### [Task item]
Retype the records in full, keeping each character as it is.

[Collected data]
· · · · ·

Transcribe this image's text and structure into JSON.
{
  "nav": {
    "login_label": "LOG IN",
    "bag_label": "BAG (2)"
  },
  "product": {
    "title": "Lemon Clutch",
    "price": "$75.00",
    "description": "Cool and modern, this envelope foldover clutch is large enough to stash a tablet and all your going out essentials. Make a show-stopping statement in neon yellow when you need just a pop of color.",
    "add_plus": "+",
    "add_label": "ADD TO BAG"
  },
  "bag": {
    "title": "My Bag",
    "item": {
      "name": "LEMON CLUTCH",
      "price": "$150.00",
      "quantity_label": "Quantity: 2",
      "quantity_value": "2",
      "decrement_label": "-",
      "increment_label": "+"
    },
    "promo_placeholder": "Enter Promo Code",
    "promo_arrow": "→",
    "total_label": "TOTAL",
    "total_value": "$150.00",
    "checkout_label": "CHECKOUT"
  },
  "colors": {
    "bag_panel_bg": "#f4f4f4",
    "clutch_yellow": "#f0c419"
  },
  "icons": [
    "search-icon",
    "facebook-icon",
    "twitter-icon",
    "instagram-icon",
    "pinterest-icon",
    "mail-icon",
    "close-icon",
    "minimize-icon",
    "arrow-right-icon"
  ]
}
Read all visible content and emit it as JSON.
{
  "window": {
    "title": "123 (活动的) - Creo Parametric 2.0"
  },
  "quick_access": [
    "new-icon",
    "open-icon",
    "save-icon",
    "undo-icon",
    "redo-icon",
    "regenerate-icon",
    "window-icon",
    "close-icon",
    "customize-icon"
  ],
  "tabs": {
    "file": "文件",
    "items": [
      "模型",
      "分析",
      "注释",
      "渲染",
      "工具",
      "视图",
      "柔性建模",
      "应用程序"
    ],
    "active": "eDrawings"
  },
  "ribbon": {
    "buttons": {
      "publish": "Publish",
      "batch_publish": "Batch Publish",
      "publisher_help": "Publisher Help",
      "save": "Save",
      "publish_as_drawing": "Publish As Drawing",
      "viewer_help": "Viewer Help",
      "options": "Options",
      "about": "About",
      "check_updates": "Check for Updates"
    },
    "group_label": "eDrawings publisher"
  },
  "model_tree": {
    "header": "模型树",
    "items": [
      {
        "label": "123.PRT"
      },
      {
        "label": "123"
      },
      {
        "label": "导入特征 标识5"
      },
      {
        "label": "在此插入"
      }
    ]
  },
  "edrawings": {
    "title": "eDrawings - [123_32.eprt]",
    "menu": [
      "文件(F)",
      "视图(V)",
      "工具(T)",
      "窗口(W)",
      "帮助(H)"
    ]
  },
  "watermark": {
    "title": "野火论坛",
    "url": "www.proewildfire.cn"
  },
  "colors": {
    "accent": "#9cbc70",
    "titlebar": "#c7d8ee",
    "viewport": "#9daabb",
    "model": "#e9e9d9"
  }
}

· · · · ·

### [Reply to the exercise]
Transcribe this image's text and structure into JSON.
{
  "nav": {
    "login_label": "LOG IN",
    "bag_label": "BAG (2)"
  },
  "product": {
    "title": "Lemon Clutch",
    "price": "$75.00",
    "description": "Cool and modern, this envelope foldover clutch is large enough to stash a tablet and all your going out essentials. Make a show-stopping statement in neon yellow when you need just a pop of color.",
    "add_plus": "+",
    "add_label": "ADD TO BAG"
  },
  "bag": {
    "title": "My Bag",
    "item": {
      "name": "LEMON CLUTCH",
      "price": "$150.00",
      "quantity_label": "Quantity: 2",
      "quantity_value": "2",
      "decrement_label": "-",
      "increment_label": "+"
    },
    "promo_placeholder": "Enter Promo Code",
    "promo_arrow": "→",
    "total_label": "TOTAL",
    "total_value": "$150.00",
    "checkout_label": "CHECKOUT"
  },
  "colors": {
    "bag_panel_bg": "#f4f4f4",
    "clutch_yellow": "#f0c419"
  },
  "icons": [
    "search-icon",
    "facebook-icon",
    "twitter-icon",
    "instagram-icon",
    "pinterest-icon",
    "mail-icon",
    "close-icon",
    "minimize-icon",
    "arrow-right-icon"
  ]
}
Read all visible content and emit it as JSON.
{
  "window": {
    "title": "123 (活动的) - Creo Parametric 2.0"
  },
  "quick_access": [
    "new-icon",
    "open-icon",
    "save-icon",
    "undo-icon",
    "redo-icon",
    "regenerate-icon",
    "window-icon",
    "close-icon",
    "customize-icon"
  ],
  "tabs": {
    "file": "文件",
    "items": [
      "模型",
      "分析",
      "注释",
      "渲染",
      "工具",
      "视图",
      "柔性建模",
      "应用程序"
    ],
    "active": "eDrawings"
  },
  "ribbon": {
    "buttons": {
      "publish": "Publish",
      "batch_publish": "Batch Publish",
      "publisher_help": "Publisher Help",
      "save": "Save",
      "publish_as_drawing": "Publish As Drawing",
      "viewer_help": "Viewer Help",
      "options": "Options",
      "about": "About",
      "check_updates": "Check for Updates"
    },
    "group_label": "eDrawings publisher"
  },
  "model_tree": {
    "header": "模型树",
    "items": [
      {
        "label": "123.PRT"
      },
      {
        "label": "123"
      },
      {
        "label": "导入特征 标识5"
      },
      {
        "label": "在此插入"
      }
    ]
  },
  "edrawings": {
    "title": "eDrawings - [123_32.eprt]",
    "menu": [
      "文件(F)",
      "视图(V)",
      "工具(T)",
      "窗口(W)",
      "帮助(H)"
    ]
  },
  "watermark": {
    "title": "野火论坛",
    "url": "www.proewildfire.cn"
  },
  "colors": {
    "accent": "#9cbc70",
    "titlebar": "#c7d8ee",
    "viewport": "#9daabb",
    "model": "#e9e9d9"
  }
}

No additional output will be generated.